AVAILABLE RECORDS:
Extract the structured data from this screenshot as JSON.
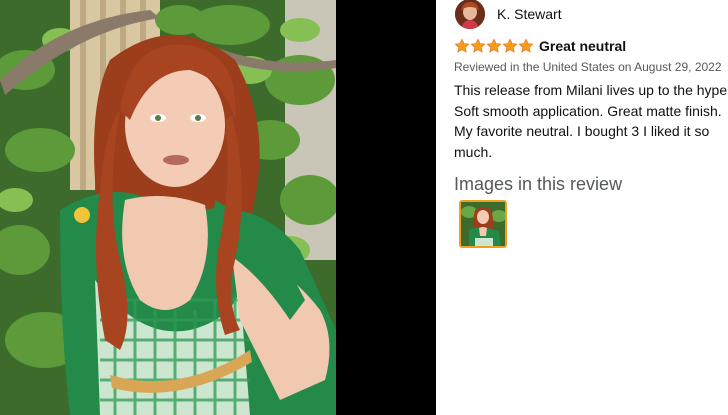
{
  "review": {
    "reviewer_name": "K. Stewart",
    "rating": 5,
    "rating_max": 5,
    "title": "Great neutral",
    "meta": "Reviewed in the United States on August 29, 2022",
    "body": "This release from Milani lives up to the hype. Soft smooth application. Great matte finish. My favorite neutral. I bought 3 I liked it so much.",
    "images_heading": "Images in this review"
  },
  "colors": {
    "star": "#f79a1f",
    "thumb_border": "#f0a020",
    "meta_text": "#565959"
  },
  "icons": {
    "star": "star-icon"
  }
}
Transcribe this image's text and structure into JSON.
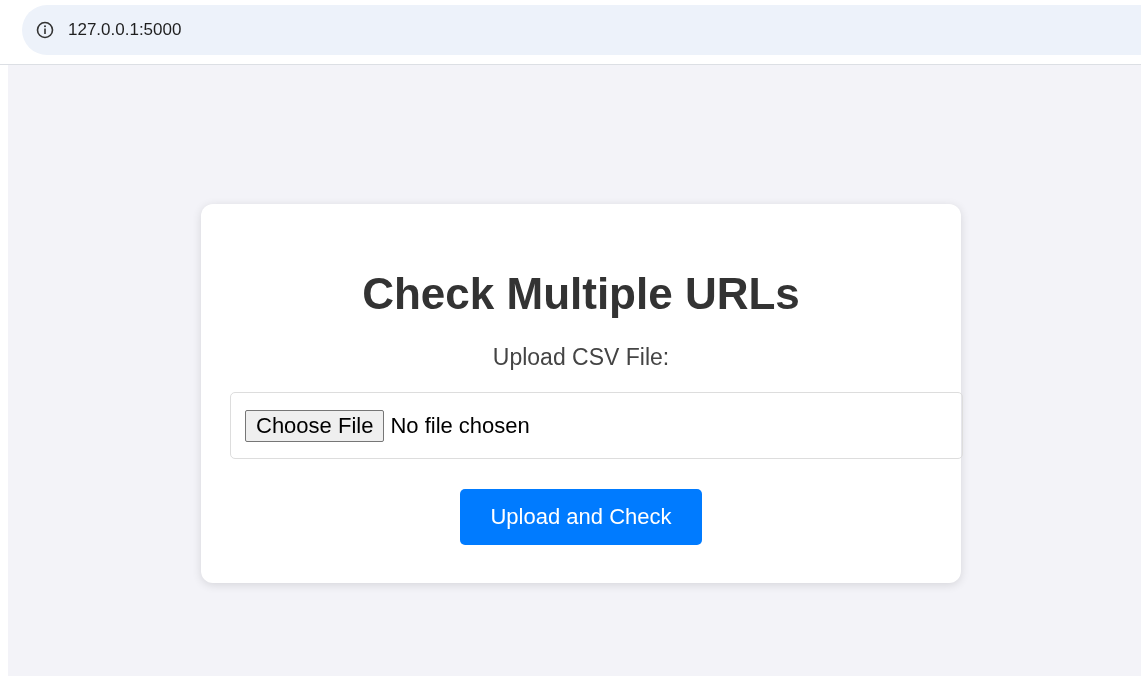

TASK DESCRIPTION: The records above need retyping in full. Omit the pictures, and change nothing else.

ANSWER TO THIS EXERCISE:
Extract the structured data from this screenshot as JSON.
{
  "review": {
    "reviewer_name": "K. Stewart",
    "rating": 5,
    "rating_max": 5,
    "title": "Great neutral",
    "meta": "Reviewed in the United States on August 29, 2022",
    "body": "This release from Milani lives up to the hype. Soft smooth application. Great matte finish. My favorite neutral. I bought 3 I liked it so much.",
    "images_heading": "Images in this review"
  },
  "colors": {
    "star": "#f79a1f",
    "thumb_border": "#f0a020",
    "meta_text": "#565959"
  },
  "icons": {
    "star": "star-icon"
  }
}
Transcribe this image's text and structure into JSON.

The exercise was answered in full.